_Action item:_
Output all entries exactly; images excluded.

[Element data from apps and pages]
══════════
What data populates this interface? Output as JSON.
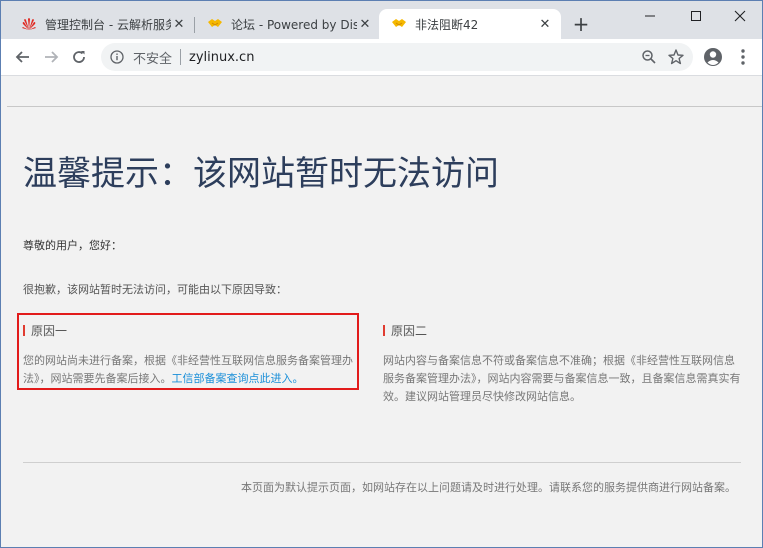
{
  "tabs": [
    {
      "title": "管理控制台 - 云解析服务DNS",
      "icon": "huawei-logo-icon"
    },
    {
      "title": "论坛 - Powered by Discuz!",
      "icon": "handshake-icon"
    },
    {
      "title": "非法阻断42",
      "icon": "handshake-icon",
      "active": true
    }
  ],
  "toolbar": {
    "security_label": "不安全",
    "url": "zylinux.cn"
  },
  "page": {
    "headline": "温馨提示：该网站暂时无法访问",
    "greeting": "尊敬的用户，您好：",
    "sorry": "很抱歉，该网站暂时无法访问，可能由以下原因导致：",
    "reason1": {
      "title": "原因一",
      "body": "您的网站尚未进行备案，根据《非经营性互联网信息服务备案管理办法》，网站需要先备案后接入。",
      "link": "工信部备案查询点此进入。"
    },
    "reason2": {
      "title": "原因二",
      "body": "网站内容与备案信息不符或备案信息不准确；根据《非经营性互联网信息服务备案管理办法》，网站内容需要与备案信息一致，且备案信息需真实有效。建议网站管理员尽快修改网站信息。"
    },
    "footer": "本页面为默认提示页面，如网站存在以上问题请及时进行处理。请联系您的服务提供商进行网站备案。"
  },
  "colors": {
    "accent_red": "#e03c31",
    "link_blue": "#1a8fd8",
    "headline": "#2d3e5c"
  }
}
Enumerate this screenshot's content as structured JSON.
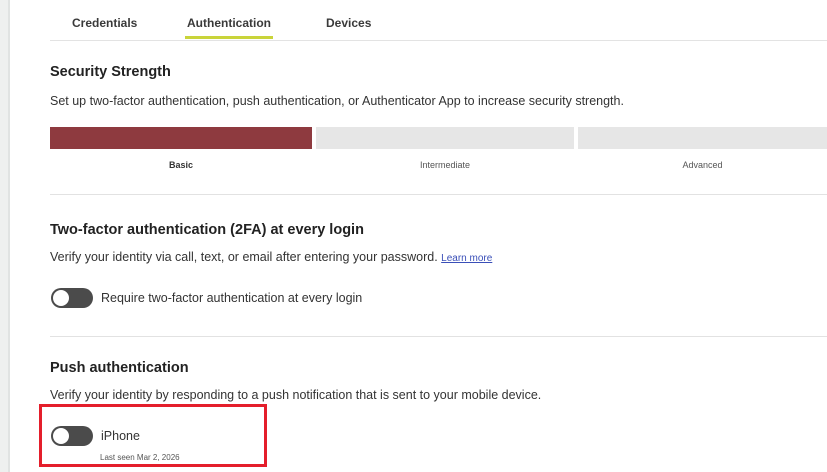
{
  "tabs": [
    {
      "label": "Credentials",
      "active": false
    },
    {
      "label": "Authentication",
      "active": true
    },
    {
      "label": "Devices",
      "active": false
    }
  ],
  "security_strength": {
    "title": "Security Strength",
    "description": "Set up two-factor authentication, push authentication, or Authenticator App to increase security strength.",
    "levels": [
      "Basic",
      "Intermediate",
      "Advanced"
    ],
    "current_level": "Basic",
    "bar_color": "#8e3a3f"
  },
  "two_factor": {
    "title": "Two-factor authentication (2FA) at every login",
    "description": "Verify your identity via call, text, or email after entering your password.",
    "learn_more": "Learn more",
    "toggle_label": "Require two-factor authentication at every login",
    "enabled": false
  },
  "push": {
    "title": "Push authentication",
    "description": "Verify your identity by responding to a push notification that is sent to your mobile device.",
    "device_name": "iPhone",
    "last_seen": "Last seen Mar 2, 2026",
    "enabled": false
  },
  "colors": {
    "accent_underline": "#c9d43a",
    "highlight": "#e41e2b",
    "toggle_off": "#4b4b4b",
    "link": "#3a4fb8"
  }
}
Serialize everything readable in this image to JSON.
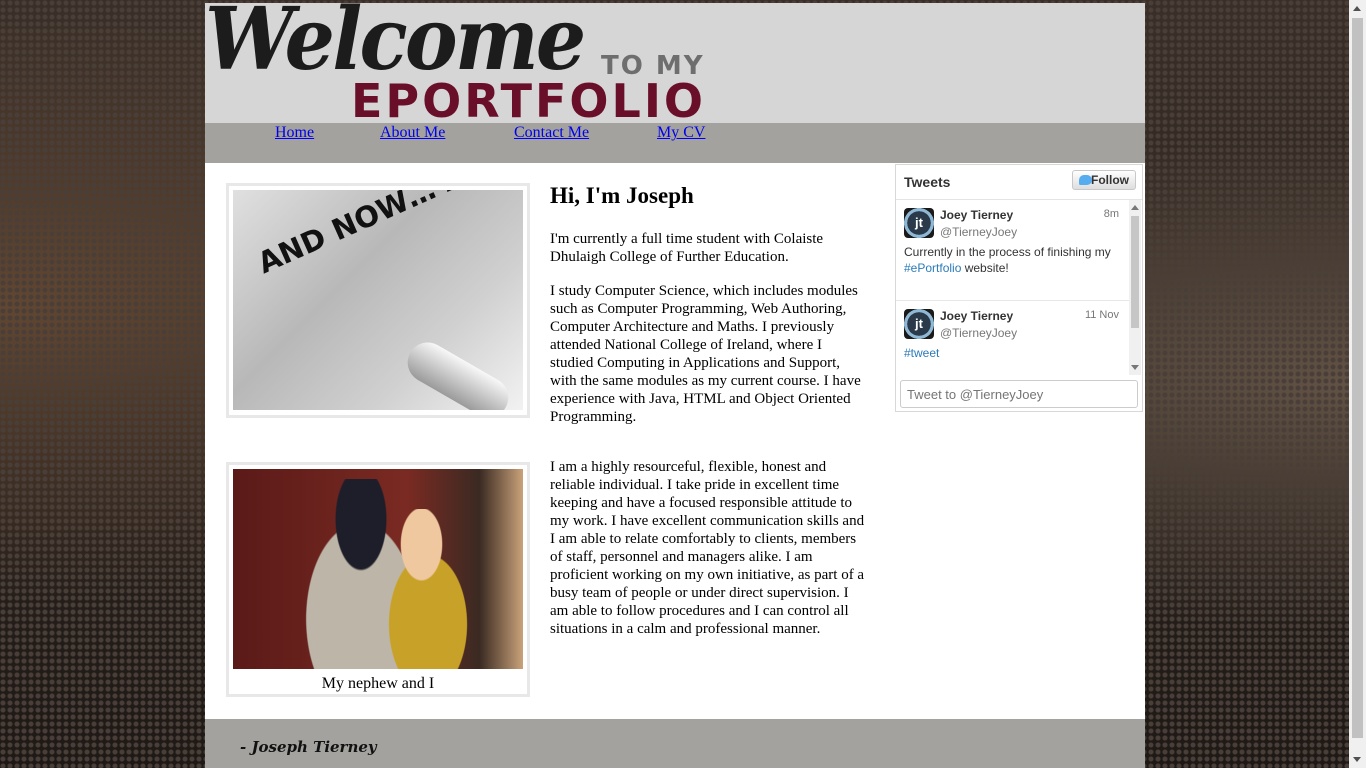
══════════
_Response below:_
What data populates this interface? Output as JSON.
{
  "tabs": [
    {
      "title": "管理控制台 - 云解析服务DNS",
      "icon": "huawei-logo-icon"
    },
    {
      "title": "论坛 - Powered by Discuz!",
      "icon": "handshake-icon"
    },
    {
      "title": "非法阻断42",
      "icon": "handshake-icon",
      "active": true
    }
  ],
  "toolbar": {
    "security_label": "不安全",
    "url": "zylinux.cn"
  },
  "page": {
    "headline": "温馨提示：该网站暂时无法访问",
    "greeting": "尊敬的用户，您好：",
    "sorry": "很抱歉，该网站暂时无法访问，可能由以下原因导致：",
    "reason1": {
      "title": "原因一",
      "body": "您的网站尚未进行备案，根据《非经营性互联网信息服务备案管理办法》，网站需要先备案后接入。",
      "link": "工信部备案查询点此进入。"
    },
    "reason2": {
      "title": "原因二",
      "body": "网站内容与备案信息不符或备案信息不准确；根据《非经营性互联网信息服务备案管理办法》，网站内容需要与备案信息一致，且备案信息需真实有效。建议网站管理员尽快修改网站信息。"
    },
    "footer": "本页面为默认提示页面，如网站存在以上问题请及时进行处理。请联系您的服务提供商进行网站备案。"
  },
  "colors": {
    "accent_red": "#e03c31",
    "link_blue": "#1a8fd8",
    "headline": "#2d3e5c"
  }
}
Enumerate this screenshot's content as structured JSON.
{
  "tabs": [
    {
      "label": "Credentials",
      "active": false
    },
    {
      "label": "Authentication",
      "active": true
    },
    {
      "label": "Devices",
      "active": false
    }
  ],
  "security_strength": {
    "title": "Security Strength",
    "description": "Set up two-factor authentication, push authentication, or Authenticator App to increase security strength.",
    "levels": [
      "Basic",
      "Intermediate",
      "Advanced"
    ],
    "current_level": "Basic",
    "bar_color": "#8e3a3f"
  },
  "two_factor": {
    "title": "Two-factor authentication (2FA) at every login",
    "description": "Verify your identity via call, text, or email after entering your password.",
    "learn_more": "Learn more",
    "toggle_label": "Require two-factor authentication at every login",
    "enabled": false
  },
  "push": {
    "title": "Push authentication",
    "description": "Verify your identity by responding to a push notification that is sent to your mobile device.",
    "device_name": "iPhone",
    "last_seen": "Last seen Mar 2, 2026",
    "enabled": false
  },
  "colors": {
    "accent_underline": "#c9d43a",
    "highlight": "#e41e2b",
    "toggle_off": "#4b4b4b",
    "link": "#3a4fb8"
  }
}
Serialize everything readable in this image to JSON.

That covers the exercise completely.